The turnover at Fannie Mae continued as three more executives who shared responsibility for the mortgage-funding company's accounting stepped down late last week.
Moving into unspecified advisory roles were senior vice presidents Jonathan Boyles, who oversaw accounting policy and tax; Janet L. Pennewell, who oversaw financial reporting; and Sam Rajappa, who oversaw internal auditing, company spokesman Charles V. Greener said.
Regulators say Fannie Mae didn't properly apply an accounting rule.
(Jay Mallin -- Bloomberg News)
The latest shake-up in the executive ranks follows the forced departures last month of Franklin D. Raines as chairman and chief executive and J. Timothy Howard as vice chairman and chief financial officer. In addition, Fannie Mae announced Friday night that principal accounting officer Leanne G. Spencer, senior vice president and controller, was moving into an advisory role and will stay on the payroll for a year unless she resigns or is fired.

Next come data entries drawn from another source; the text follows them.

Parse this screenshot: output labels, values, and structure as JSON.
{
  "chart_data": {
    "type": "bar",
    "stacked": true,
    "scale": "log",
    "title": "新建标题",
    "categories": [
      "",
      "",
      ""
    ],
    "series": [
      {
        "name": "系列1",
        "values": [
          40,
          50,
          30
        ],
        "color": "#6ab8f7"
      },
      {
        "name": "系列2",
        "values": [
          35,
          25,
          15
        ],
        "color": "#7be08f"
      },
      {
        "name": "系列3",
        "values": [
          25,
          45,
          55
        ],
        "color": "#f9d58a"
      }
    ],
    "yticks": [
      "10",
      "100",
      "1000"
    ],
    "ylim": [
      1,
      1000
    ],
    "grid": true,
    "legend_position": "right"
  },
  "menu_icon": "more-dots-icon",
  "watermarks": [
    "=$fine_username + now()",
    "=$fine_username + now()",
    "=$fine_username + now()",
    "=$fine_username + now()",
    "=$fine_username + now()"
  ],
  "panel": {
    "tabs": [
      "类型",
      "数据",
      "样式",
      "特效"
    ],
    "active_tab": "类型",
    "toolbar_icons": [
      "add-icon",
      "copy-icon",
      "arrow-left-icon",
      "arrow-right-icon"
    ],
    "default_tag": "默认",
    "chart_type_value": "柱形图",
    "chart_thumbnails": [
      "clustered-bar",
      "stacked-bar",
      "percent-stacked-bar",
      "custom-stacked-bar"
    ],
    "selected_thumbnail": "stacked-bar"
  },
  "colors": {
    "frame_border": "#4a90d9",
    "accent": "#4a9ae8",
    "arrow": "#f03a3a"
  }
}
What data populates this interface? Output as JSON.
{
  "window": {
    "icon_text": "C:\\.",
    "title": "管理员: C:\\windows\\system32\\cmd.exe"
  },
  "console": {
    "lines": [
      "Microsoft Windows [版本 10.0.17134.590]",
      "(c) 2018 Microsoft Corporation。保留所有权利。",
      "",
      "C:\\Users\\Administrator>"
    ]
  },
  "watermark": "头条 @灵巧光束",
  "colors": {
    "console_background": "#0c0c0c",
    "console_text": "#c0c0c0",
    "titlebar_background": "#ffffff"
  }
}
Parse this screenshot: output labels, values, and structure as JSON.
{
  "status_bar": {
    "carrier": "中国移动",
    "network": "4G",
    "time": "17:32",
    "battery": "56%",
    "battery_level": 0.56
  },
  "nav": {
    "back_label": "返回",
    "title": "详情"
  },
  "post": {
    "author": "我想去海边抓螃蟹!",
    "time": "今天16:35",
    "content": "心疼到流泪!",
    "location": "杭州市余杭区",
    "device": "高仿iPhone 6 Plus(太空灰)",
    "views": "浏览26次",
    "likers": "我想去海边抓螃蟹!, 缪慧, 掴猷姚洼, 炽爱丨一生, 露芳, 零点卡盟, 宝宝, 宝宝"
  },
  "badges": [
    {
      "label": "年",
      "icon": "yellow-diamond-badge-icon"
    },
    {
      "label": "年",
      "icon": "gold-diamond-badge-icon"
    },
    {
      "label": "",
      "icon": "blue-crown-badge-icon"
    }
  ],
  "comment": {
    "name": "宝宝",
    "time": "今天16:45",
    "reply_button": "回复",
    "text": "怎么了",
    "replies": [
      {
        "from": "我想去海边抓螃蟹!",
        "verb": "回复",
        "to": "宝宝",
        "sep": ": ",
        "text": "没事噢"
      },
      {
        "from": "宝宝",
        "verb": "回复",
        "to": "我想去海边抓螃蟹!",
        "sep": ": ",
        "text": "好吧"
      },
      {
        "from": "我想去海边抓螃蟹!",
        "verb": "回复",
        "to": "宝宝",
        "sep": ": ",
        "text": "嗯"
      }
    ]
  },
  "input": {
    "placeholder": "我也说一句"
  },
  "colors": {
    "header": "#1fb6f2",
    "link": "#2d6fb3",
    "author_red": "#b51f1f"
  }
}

Those actions came after regulators said last fall that the company had manipulated earnings by purposely misapplying a new accounting rule and the chief accountant of the Securities and Exchange Commission last month directed Fannie to correct its financial reports since 2001. The company has estimated it may have to record $9 billion of previously unreported losses related to financial instruments known as derivatives, which the company says it uses to hedge against changes in interest rates.
Arrangements were still being finalized for Boyles, Rajappa and Pennewell, Greener said, "but we expect them to be similar to those of Leanne Spencer." The three declined to comment, the spokesman said.
Chartered by the government, District-based Fannie Mae plays a behind-the-scenes role in the housing finance system, borrowing money from investors to buy mortgages from lenders. It also packages mortgages into securities for sale to investors, replenishing lenders' funds so they can make more loans.
Boyles had primary responsibility for developing Fannie Mae's internal guidelines on accounting for derivatives under a rule known as FAS 133, which a September report by the Office of Federal Housing Enterprise Oversight said Fannie violated.
The report quoted Boyles as telling regulators, "We have several known departures from GAAP [generally accepted accounting principles] in our adoption of FAS 133."
"We have cleared those with our auditors," Boyles reportedly told regulators. The company has since replaced its longtime auditor, KPMG LLP.
The report cited a memo by Boyles listing "several tenets that . . . drove our decisions" in implementing the rule, including: "1. Earnings volatility was to be minimized and if there were earnings volatility it should be as predictable as possible."
Pennewell co-authored a 1999 memo to Howard, the chief financial officer, saying one advantage of a particular accounting method was that it "maintains a cushion for income statement flexibility," the OFHEO report said.
OFHEO said there was an inherent conflict in Pennewell's role because she had the ability to affect the company's reported profit to achieve results forecast by her group.
The regulators alleged that, under Rajappa, the company's internal audit unit showed a "lack of diligence" in examining accounting concerns raised by a former Fannie manager. The agency accused the internal audit unit of failing to follow standards established by the Institute of Internal Auditors, and it said Rajappa, a former controller of the company, was given authority to audit his own work, "a major conflict of interest."